Would you like a side of gender politics with your dance pop? JD Samson and MEN are here to deliver just that. JD Samson is a singer, songwriter, DJ, essayist, activist, former member of Le Tigre and a ladyperson who exists in a hipster vortex of both having a moustache and a tattoo that says ‘moustache’, among many other notable achievements. With Le Tigre, you can thank Samson’s pop hook writing ability for taming Kathleen Hanna’s Riot Grrrl rage into something musically enjoyable. It’s a shame that MEN only recorded two albums (and I haven’t even found the second one) but Samson is a Renaissance style artist who keeps many projects on the stove, so to speak. Obviously, dance music that is not mindless and irrelevant is much needed in the world, and MEN’s Talk About Body is one dance pop album that speaks about feminist, LGBT+, civil rights and economic issues. One complaint about socially conscious activist types is that they often forget how to have fun, but you can’t say that about JD Samson. She delivers her message with a sense of humor. Of course she does, though. You can’t really be an outsider activist without an ironclad sense of humor – the sheer volume and velocity of heteronormative cissexist patriarchal bullshit would quickly make you insane. Thank god for the internet for providing a platform for modern activism; an activism of art, music, dancing and fun.
Oh, Florence and your amazing gift for drama. So visionary. Truly, Florence and the Machine answers the prayers of those of us who thirst for real, reach-for-the-rafters dramatic vision. Most likely the real Flo doesn’t spend her time plummeting off tall buildings or climbing out of murky lakes at night (though I’ve heard that she likes to drink.) But you can easily imagine that that’s what she does. She presents herself as larger than life, with the effect that she seems like the star of some inner movie that we only see bits and pieces of. And we want desperately to see more. Besides making many images of great glamour, the dramatic visionary has the effect of building the ordinary into something grand. The businesses of the heart, so low down petty and mundane, need constantly to be redeemed by art; otherwise we couldn’t live with ourselves.

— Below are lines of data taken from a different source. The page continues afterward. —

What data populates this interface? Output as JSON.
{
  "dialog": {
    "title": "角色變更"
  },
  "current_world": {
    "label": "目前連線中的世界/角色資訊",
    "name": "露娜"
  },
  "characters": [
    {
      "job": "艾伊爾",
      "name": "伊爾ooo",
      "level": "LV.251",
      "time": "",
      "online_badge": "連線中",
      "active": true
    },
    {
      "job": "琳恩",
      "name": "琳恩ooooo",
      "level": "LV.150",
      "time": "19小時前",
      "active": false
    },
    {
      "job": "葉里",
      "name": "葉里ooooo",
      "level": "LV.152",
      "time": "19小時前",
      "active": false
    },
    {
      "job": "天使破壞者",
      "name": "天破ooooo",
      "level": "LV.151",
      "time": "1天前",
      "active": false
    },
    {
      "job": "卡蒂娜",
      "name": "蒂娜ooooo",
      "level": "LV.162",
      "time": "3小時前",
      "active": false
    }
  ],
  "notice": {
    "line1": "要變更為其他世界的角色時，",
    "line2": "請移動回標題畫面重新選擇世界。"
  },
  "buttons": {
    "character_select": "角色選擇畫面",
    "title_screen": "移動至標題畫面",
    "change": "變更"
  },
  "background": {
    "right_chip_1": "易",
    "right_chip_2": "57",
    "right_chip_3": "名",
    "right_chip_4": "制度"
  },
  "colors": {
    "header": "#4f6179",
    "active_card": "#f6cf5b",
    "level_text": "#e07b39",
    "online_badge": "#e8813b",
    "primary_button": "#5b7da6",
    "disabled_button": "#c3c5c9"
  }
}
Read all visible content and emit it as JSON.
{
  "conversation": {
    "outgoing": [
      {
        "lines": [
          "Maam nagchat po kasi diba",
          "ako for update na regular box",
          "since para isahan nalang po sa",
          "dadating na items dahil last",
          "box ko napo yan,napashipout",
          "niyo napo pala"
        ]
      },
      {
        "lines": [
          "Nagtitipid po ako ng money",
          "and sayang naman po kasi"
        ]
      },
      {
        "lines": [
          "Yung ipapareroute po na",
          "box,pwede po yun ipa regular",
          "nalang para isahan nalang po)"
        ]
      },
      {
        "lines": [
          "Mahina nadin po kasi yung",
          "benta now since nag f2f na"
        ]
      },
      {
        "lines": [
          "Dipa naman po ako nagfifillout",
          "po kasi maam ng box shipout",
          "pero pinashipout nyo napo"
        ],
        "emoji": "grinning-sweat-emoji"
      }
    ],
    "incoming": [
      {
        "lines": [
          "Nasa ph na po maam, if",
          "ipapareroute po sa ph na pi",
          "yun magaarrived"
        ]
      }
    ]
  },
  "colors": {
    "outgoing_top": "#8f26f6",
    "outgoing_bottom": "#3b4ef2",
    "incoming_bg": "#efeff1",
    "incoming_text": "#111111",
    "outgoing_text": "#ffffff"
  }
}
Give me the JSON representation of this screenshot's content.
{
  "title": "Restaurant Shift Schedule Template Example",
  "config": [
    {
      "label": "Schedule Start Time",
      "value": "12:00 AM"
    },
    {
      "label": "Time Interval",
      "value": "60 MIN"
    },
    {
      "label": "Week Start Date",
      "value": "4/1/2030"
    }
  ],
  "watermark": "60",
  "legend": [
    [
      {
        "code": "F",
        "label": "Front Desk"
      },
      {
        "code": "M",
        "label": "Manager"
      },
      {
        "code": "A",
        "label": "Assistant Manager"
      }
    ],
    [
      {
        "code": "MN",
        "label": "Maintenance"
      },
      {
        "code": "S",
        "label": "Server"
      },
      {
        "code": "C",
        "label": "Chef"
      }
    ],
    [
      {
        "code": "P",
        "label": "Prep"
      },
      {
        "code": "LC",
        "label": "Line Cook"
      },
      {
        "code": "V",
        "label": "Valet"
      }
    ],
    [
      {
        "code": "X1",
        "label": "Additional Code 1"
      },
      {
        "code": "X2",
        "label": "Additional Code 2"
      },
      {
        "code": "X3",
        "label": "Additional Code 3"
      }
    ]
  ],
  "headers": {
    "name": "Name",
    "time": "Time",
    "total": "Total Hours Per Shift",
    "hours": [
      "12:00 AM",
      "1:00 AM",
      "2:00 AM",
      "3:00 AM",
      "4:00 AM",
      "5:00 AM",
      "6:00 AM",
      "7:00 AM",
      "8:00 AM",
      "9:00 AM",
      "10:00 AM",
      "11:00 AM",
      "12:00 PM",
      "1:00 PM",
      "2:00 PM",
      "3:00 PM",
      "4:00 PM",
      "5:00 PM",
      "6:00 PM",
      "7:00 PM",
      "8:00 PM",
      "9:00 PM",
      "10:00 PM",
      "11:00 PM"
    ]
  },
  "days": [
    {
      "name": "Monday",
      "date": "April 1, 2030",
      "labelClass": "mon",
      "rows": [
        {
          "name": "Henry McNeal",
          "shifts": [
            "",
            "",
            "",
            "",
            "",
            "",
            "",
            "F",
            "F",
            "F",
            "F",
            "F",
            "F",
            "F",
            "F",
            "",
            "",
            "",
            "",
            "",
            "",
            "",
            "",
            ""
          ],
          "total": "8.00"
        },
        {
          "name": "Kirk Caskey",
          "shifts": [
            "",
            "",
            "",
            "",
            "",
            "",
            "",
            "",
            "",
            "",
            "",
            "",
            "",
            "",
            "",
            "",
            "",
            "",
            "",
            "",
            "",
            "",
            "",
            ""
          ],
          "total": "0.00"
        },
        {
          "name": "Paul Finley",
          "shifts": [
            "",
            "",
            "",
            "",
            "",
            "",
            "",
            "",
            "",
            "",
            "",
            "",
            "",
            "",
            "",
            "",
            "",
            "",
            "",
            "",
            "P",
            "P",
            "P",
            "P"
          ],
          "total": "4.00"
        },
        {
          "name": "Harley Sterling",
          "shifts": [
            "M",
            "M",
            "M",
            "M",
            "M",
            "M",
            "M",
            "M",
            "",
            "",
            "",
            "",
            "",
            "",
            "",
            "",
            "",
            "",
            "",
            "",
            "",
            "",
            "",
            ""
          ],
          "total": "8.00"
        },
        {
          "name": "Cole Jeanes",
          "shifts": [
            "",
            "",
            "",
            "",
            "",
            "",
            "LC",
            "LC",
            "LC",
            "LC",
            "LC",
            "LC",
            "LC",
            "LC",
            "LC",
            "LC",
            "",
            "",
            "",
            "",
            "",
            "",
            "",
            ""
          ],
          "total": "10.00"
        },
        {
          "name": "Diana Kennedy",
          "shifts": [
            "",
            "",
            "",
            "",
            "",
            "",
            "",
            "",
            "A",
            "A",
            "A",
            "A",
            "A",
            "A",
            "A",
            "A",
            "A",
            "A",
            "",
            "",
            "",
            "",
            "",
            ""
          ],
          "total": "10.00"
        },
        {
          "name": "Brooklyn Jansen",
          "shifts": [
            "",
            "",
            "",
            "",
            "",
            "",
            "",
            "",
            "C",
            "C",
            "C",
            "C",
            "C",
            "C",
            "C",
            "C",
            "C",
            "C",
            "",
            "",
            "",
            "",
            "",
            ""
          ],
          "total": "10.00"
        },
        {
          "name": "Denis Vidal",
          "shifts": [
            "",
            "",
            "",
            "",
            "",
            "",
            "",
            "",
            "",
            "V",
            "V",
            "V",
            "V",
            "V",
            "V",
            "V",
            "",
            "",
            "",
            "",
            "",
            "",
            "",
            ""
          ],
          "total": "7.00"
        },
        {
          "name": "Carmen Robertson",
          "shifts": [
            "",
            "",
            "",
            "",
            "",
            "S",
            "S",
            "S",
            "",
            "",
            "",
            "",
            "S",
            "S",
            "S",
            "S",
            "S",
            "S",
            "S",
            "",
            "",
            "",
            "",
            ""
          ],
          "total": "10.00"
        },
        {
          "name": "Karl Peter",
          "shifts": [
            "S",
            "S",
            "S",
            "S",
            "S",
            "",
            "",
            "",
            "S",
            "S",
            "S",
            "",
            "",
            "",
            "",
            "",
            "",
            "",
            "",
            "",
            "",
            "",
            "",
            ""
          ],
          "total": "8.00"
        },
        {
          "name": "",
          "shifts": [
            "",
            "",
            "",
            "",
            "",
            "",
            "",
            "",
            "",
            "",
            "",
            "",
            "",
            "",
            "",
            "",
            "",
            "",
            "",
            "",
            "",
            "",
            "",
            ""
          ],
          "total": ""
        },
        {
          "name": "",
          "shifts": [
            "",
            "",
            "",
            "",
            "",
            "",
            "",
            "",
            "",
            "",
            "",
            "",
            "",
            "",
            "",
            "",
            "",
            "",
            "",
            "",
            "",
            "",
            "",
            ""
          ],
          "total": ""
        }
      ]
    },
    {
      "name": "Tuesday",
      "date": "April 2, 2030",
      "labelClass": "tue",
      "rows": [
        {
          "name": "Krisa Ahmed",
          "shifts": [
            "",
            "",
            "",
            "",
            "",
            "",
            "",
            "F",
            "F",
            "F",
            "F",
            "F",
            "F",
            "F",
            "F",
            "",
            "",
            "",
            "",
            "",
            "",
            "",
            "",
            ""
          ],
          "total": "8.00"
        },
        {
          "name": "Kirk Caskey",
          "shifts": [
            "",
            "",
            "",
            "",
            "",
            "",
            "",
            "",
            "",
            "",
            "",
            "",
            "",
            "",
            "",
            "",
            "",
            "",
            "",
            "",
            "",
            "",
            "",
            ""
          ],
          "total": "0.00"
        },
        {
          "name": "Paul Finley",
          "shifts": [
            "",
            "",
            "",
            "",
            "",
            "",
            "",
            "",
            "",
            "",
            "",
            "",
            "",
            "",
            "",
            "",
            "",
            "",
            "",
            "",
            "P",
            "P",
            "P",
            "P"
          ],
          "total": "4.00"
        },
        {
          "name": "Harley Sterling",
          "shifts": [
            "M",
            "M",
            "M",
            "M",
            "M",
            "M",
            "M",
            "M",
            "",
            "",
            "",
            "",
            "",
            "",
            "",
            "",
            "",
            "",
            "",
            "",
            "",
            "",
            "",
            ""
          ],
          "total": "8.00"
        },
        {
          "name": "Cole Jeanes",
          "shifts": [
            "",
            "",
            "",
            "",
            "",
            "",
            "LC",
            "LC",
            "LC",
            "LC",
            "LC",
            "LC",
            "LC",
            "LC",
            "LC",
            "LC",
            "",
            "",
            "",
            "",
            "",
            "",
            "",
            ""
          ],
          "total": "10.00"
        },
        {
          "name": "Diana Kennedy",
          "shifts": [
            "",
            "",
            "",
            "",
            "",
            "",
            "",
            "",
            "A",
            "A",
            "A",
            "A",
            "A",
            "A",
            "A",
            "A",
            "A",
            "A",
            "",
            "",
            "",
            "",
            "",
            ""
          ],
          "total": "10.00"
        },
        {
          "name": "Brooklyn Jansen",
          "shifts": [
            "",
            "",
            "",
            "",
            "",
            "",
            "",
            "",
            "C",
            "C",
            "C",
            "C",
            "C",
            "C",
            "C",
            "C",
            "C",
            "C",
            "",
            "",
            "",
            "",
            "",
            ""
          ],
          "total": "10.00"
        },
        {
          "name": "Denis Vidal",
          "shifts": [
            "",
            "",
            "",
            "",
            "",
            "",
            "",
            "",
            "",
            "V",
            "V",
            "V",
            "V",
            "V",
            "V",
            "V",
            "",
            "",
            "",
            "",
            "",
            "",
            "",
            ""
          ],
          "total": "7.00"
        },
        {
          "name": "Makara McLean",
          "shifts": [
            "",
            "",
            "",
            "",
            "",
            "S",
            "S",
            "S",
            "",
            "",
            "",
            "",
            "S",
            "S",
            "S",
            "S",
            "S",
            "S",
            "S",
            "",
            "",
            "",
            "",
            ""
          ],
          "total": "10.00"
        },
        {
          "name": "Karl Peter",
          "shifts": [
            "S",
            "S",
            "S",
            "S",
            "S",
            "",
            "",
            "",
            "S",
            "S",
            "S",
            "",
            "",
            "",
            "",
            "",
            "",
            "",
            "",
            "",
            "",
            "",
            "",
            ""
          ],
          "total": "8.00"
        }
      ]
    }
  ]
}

We need to be shown drama and glamour, we need to be validated by something greater than ourselves, we need to believe that we too are the heroes of our own inner movie. That’s what the dramatic visionary does for us.